[Dataset rows describing interfaces]
╭──

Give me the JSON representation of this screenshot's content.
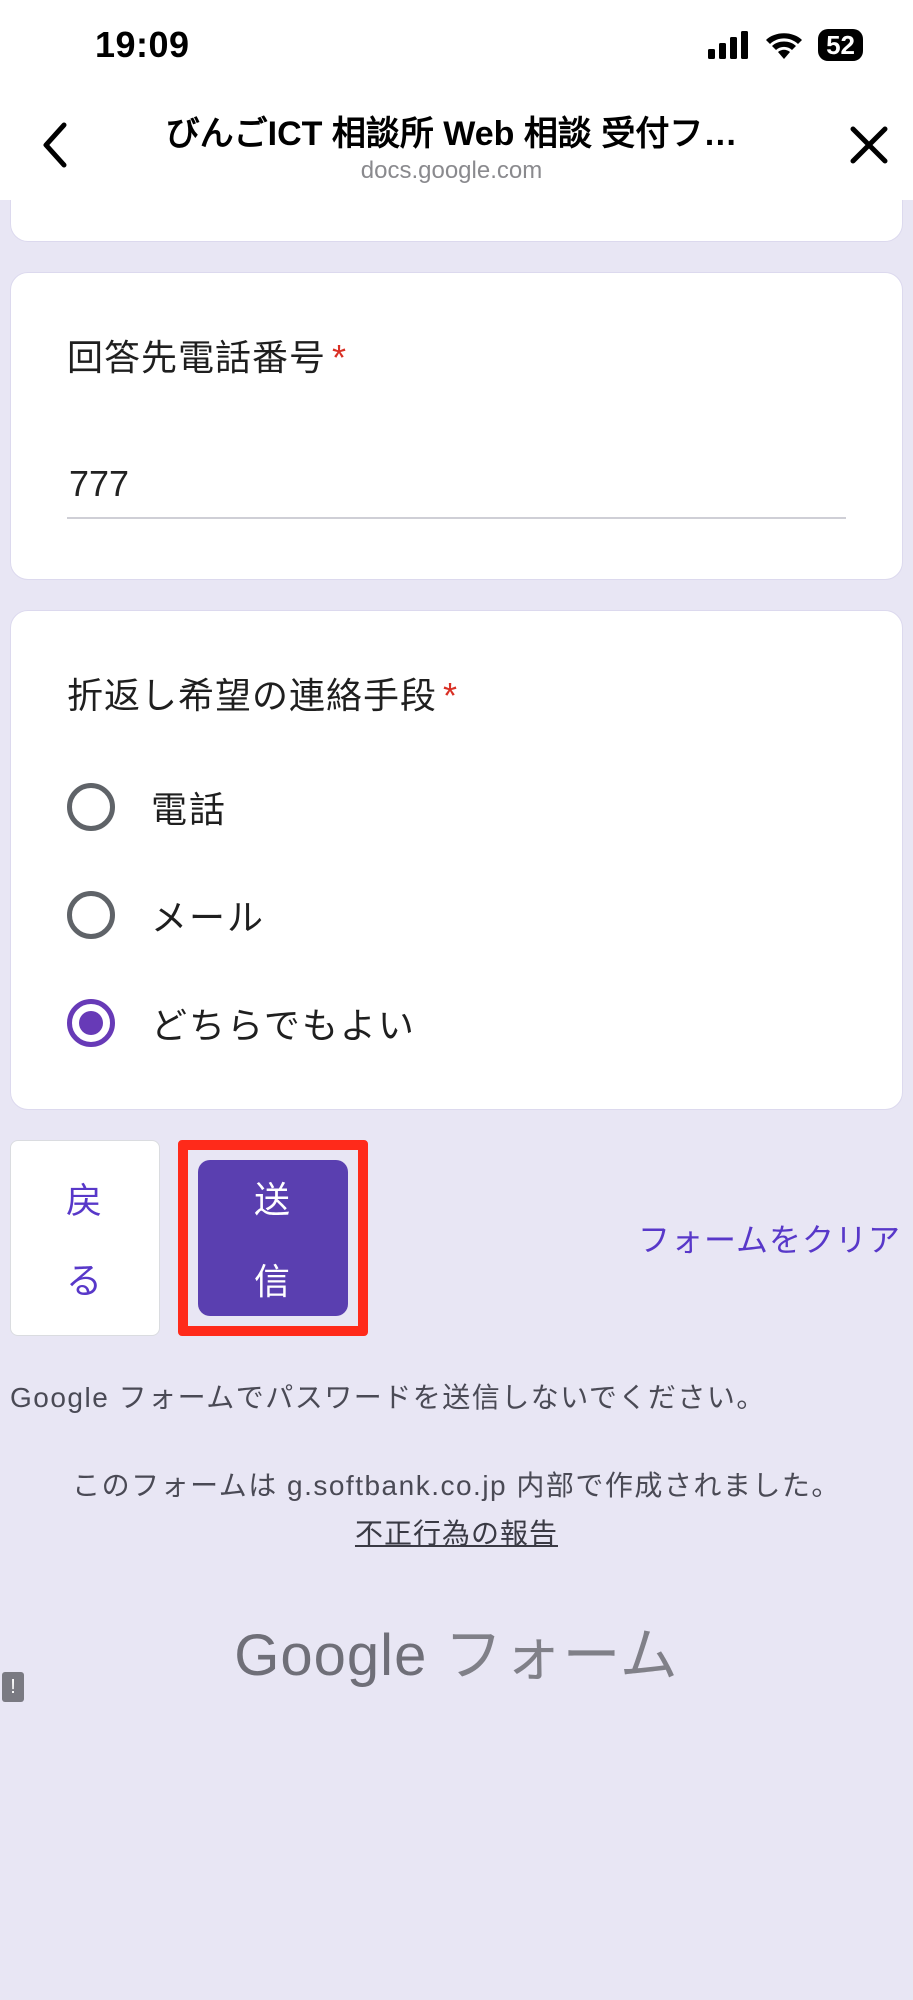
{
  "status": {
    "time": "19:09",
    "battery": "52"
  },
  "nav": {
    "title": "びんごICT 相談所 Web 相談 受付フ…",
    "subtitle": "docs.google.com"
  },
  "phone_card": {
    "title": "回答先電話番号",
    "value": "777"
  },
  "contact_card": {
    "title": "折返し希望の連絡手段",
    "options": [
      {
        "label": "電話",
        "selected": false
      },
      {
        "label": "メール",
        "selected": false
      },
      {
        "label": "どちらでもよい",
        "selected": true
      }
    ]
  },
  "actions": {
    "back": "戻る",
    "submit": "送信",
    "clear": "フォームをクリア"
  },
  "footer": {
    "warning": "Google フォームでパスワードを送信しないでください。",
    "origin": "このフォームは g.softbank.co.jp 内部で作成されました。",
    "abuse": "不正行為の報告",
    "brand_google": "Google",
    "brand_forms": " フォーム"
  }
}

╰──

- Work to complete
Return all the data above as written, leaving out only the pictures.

- The answer
Give me the JSON representation of this screenshot's content.
{
  "status": {
    "time": "19:09",
    "battery": "52"
  },
  "nav": {
    "title": "びんごICT 相談所 Web 相談 受付フ…",
    "subtitle": "docs.google.com"
  },
  "phone_card": {
    "title": "回答先電話番号",
    "value": "777"
  },
  "contact_card": {
    "title": "折返し希望の連絡手段",
    "options": [
      {
        "label": "電話",
        "selected": false
      },
      {
        "label": "メール",
        "selected": false
      },
      {
        "label": "どちらでもよい",
        "selected": true
      }
    ]
  },
  "actions": {
    "back": "戻る",
    "submit": "送信",
    "clear": "フォームをクリア"
  },
  "footer": {
    "warning": "Google フォームでパスワードを送信しないでください。",
    "origin": "このフォームは g.softbank.co.jp 内部で作成されました。",
    "abuse": "不正行為の報告",
    "brand_google": "Google",
    "brand_forms": " フォーム"
  }
}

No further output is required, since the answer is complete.